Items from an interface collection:
::::::::::
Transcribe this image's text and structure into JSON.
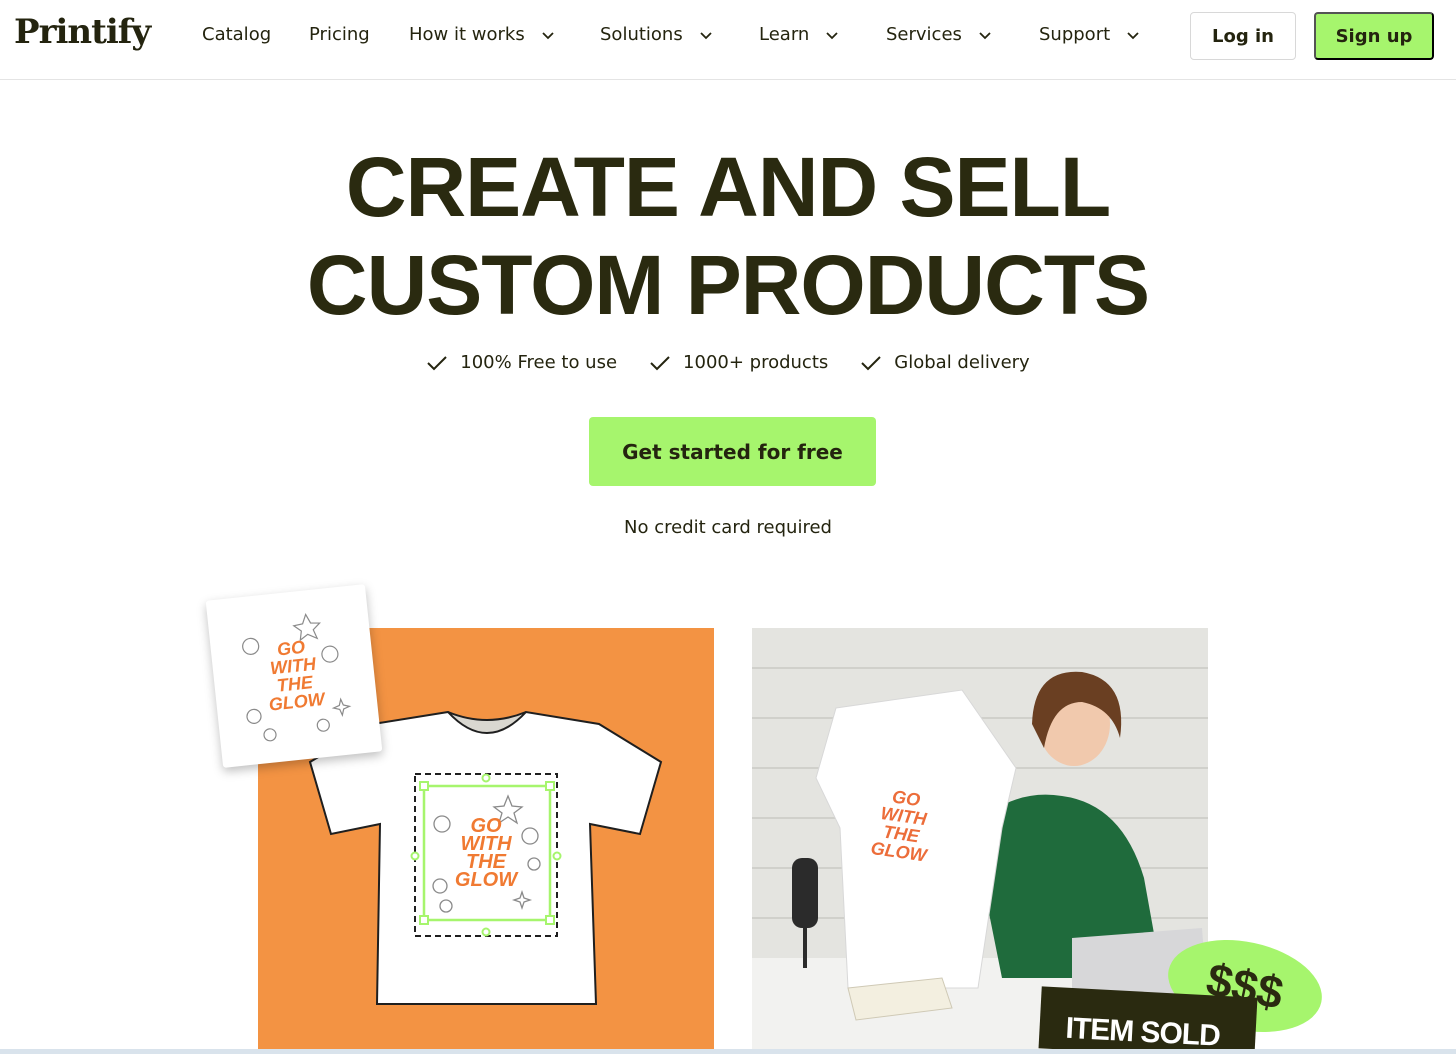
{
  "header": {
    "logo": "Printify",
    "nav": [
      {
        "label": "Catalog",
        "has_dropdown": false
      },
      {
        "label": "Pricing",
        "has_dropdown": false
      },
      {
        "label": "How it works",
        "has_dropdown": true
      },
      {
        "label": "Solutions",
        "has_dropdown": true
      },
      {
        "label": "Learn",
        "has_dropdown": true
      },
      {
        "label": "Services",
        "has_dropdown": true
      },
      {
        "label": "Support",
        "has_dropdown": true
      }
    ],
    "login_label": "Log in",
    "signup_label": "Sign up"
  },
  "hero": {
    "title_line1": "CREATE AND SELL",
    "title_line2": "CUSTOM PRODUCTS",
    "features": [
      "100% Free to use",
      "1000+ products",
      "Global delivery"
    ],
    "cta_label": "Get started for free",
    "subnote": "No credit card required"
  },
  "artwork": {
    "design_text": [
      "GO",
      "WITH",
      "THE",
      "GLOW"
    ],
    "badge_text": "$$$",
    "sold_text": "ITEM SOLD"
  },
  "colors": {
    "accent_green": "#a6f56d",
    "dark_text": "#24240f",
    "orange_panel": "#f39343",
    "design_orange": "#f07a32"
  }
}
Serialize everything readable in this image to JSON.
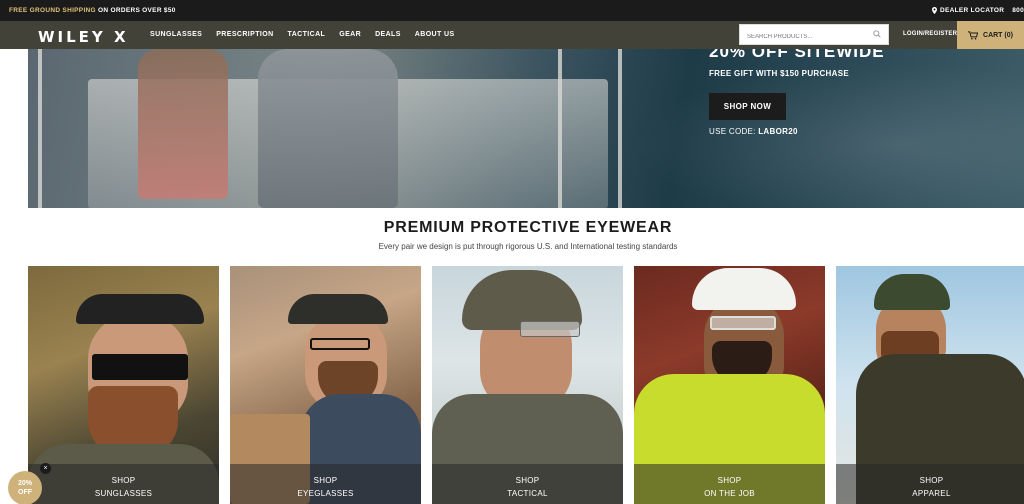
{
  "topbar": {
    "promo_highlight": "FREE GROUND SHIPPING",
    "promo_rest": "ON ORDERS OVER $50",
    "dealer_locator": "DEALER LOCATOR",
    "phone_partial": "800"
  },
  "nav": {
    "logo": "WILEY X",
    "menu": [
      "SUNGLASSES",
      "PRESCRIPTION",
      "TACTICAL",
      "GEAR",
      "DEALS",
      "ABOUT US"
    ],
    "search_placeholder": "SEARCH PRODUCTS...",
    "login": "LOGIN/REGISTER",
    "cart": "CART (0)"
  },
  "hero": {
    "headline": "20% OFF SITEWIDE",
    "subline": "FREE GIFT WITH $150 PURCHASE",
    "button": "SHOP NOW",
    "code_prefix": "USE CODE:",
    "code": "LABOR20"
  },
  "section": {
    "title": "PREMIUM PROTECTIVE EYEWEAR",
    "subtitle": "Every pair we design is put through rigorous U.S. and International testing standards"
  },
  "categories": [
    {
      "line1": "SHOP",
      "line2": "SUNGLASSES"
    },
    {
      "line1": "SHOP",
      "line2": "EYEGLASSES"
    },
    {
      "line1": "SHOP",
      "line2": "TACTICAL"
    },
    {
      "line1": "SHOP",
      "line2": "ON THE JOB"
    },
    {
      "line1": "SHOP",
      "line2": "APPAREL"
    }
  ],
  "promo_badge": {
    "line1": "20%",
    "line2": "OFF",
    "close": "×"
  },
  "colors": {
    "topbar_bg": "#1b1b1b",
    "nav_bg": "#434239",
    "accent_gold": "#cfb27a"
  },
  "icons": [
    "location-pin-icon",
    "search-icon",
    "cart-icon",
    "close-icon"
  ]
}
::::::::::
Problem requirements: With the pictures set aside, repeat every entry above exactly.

Answer box:
Transcribe this image's text and structure into JSON.
{
  "header": {
    "logo": "Printify",
    "nav": [
      {
        "label": "Catalog",
        "has_dropdown": false
      },
      {
        "label": "Pricing",
        "has_dropdown": false
      },
      {
        "label": "How it works",
        "has_dropdown": true
      },
      {
        "label": "Solutions",
        "has_dropdown": true
      },
      {
        "label": "Learn",
        "has_dropdown": true
      },
      {
        "label": "Services",
        "has_dropdown": true
      },
      {
        "label": "Support",
        "has_dropdown": true
      }
    ],
    "login_label": "Log in",
    "signup_label": "Sign up"
  },
  "hero": {
    "title_line1": "CREATE AND SELL",
    "title_line2": "CUSTOM PRODUCTS",
    "features": [
      "100% Free to use",
      "1000+ products",
      "Global delivery"
    ],
    "cta_label": "Get started for free",
    "subnote": "No credit card required"
  },
  "artwork": {
    "design_text": [
      "GO",
      "WITH",
      "THE",
      "GLOW"
    ],
    "badge_text": "$$$",
    "sold_text": "ITEM SOLD"
  },
  "colors": {
    "accent_green": "#a6f56d",
    "dark_text": "#24240f",
    "orange_panel": "#f39343",
    "design_orange": "#f07a32"
  }
}
Serialize everything readable in this image to JSON.
{
  "topbar": {
    "promo_highlight": "FREE GROUND SHIPPING",
    "promo_rest": "ON ORDERS OVER $50",
    "dealer_locator": "DEALER LOCATOR",
    "phone_partial": "800"
  },
  "nav": {
    "logo": "WILEY X",
    "menu": [
      "SUNGLASSES",
      "PRESCRIPTION",
      "TACTICAL",
      "GEAR",
      "DEALS",
      "ABOUT US"
    ],
    "search_placeholder": "SEARCH PRODUCTS...",
    "login": "LOGIN/REGISTER",
    "cart": "CART (0)"
  },
  "hero": {
    "headline": "20% OFF SITEWIDE",
    "subline": "FREE GIFT WITH $150 PURCHASE",
    "button": "SHOP NOW",
    "code_prefix": "USE CODE:",
    "code": "LABOR20"
  },
  "section": {
    "title": "PREMIUM PROTECTIVE EYEWEAR",
    "subtitle": "Every pair we design is put through rigorous U.S. and International testing standards"
  },
  "categories": [
    {
      "line1": "SHOP",
      "line2": "SUNGLASSES"
    },
    {
      "line1": "SHOP",
      "line2": "EYEGLASSES"
    },
    {
      "line1": "SHOP",
      "line2": "TACTICAL"
    },
    {
      "line1": "SHOP",
      "line2": "ON THE JOB"
    },
    {
      "line1": "SHOP",
      "line2": "APPAREL"
    }
  ],
  "promo_badge": {
    "line1": "20%",
    "line2": "OFF",
    "close": "×"
  },
  "colors": {
    "topbar_bg": "#1b1b1b",
    "nav_bg": "#434239",
    "accent_gold": "#cfb27a"
  },
  "icons": [
    "location-pin-icon",
    "search-icon",
    "cart-icon",
    "close-icon"
  ]
}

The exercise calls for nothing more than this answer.